# [Aim of the task]
Please state how many lines in the records below contain the word "fiscal"; the number alone is the answer.

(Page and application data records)
★ ★ ★
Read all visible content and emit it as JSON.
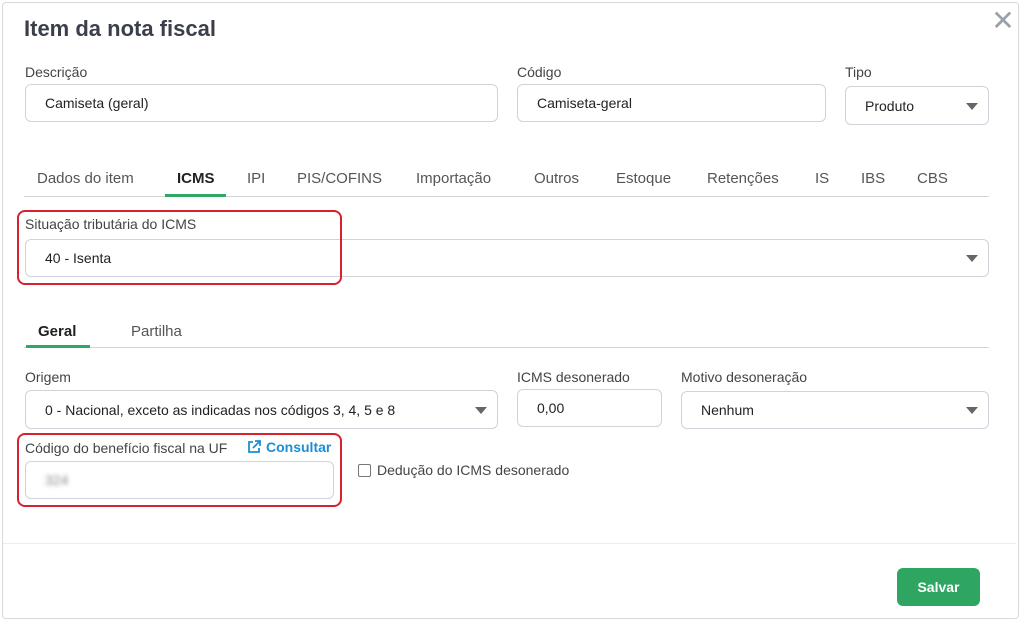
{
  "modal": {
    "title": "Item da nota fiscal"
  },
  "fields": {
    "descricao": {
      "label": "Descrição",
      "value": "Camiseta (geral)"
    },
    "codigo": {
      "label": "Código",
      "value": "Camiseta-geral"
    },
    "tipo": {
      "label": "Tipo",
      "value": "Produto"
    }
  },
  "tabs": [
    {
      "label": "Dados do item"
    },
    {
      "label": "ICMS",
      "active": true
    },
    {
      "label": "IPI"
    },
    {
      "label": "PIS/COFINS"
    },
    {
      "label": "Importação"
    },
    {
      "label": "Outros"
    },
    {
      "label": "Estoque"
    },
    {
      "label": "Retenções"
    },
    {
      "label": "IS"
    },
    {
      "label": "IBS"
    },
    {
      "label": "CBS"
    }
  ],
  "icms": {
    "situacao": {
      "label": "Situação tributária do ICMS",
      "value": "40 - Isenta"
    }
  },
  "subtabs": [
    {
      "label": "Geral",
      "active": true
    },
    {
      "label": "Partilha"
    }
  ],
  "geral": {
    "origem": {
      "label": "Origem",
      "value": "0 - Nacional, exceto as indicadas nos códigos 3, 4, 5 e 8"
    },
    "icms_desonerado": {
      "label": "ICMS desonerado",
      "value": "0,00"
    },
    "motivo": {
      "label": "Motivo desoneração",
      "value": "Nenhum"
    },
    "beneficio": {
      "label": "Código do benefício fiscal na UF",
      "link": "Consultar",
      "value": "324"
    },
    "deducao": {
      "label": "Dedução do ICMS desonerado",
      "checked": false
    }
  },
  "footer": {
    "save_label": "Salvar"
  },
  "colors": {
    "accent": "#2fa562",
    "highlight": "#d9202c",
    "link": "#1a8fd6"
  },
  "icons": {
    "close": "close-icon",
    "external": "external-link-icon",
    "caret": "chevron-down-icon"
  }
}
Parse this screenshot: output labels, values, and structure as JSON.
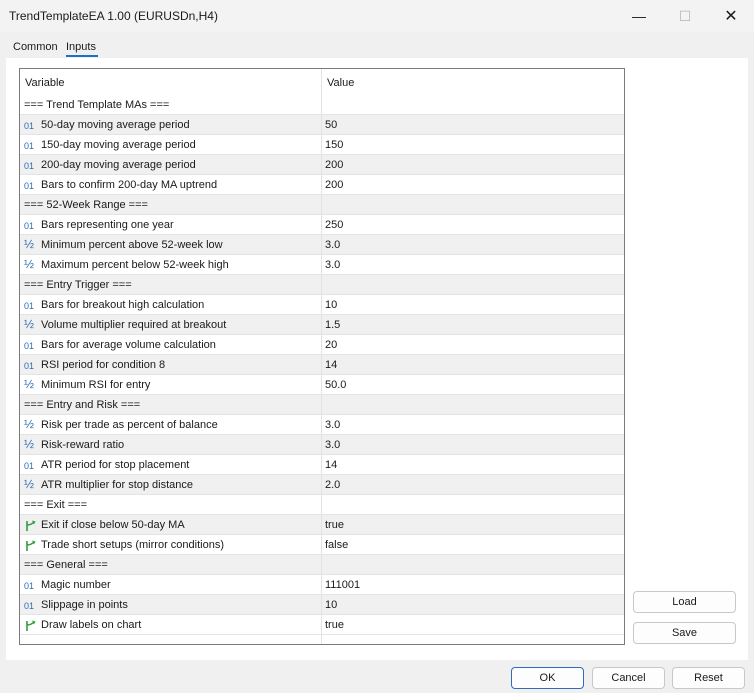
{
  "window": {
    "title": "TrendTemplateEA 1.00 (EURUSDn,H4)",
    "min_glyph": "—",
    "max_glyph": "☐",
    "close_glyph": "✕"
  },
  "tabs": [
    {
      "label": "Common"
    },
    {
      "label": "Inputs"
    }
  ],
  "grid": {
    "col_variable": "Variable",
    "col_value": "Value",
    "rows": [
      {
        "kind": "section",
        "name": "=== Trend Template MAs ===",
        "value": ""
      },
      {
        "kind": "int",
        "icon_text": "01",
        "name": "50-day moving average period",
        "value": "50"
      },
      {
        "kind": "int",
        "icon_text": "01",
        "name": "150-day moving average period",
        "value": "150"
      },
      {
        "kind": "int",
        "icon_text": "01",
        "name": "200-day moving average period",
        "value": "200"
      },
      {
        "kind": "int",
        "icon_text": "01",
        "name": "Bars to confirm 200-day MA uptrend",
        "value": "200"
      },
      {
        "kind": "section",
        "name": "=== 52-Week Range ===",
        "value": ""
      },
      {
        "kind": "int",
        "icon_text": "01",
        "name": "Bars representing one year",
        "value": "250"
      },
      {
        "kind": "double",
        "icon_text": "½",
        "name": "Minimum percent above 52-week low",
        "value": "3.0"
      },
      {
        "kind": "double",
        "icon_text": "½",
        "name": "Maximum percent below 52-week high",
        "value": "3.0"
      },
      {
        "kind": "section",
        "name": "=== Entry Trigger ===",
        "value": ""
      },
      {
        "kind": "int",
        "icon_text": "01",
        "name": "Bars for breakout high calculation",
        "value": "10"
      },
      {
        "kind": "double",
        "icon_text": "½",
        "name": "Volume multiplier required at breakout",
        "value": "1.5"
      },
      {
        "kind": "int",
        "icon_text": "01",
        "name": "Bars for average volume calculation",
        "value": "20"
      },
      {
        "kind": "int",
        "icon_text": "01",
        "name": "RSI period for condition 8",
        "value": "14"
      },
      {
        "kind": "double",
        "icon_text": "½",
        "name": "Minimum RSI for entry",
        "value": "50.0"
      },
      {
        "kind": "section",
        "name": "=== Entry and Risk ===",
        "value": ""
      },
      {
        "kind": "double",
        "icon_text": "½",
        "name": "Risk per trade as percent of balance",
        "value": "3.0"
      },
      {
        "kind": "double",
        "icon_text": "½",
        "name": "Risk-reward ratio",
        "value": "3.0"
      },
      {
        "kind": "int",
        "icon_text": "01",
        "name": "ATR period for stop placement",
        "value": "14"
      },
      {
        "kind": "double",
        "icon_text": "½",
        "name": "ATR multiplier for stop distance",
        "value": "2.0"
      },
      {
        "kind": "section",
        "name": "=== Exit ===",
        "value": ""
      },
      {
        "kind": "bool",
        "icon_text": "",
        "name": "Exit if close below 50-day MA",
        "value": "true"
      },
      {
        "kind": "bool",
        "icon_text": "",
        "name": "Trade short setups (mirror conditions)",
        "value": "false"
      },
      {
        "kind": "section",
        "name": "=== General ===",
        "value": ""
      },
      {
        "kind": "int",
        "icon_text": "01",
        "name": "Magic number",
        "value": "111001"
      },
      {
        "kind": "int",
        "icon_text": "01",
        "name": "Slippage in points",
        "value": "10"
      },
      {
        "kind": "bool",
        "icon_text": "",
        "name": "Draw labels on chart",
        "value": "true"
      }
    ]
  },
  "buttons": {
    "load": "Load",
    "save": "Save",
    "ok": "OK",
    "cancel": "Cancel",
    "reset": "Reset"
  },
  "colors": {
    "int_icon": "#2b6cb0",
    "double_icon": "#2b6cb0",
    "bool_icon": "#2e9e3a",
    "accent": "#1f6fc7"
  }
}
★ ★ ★
# [Exercise output]
2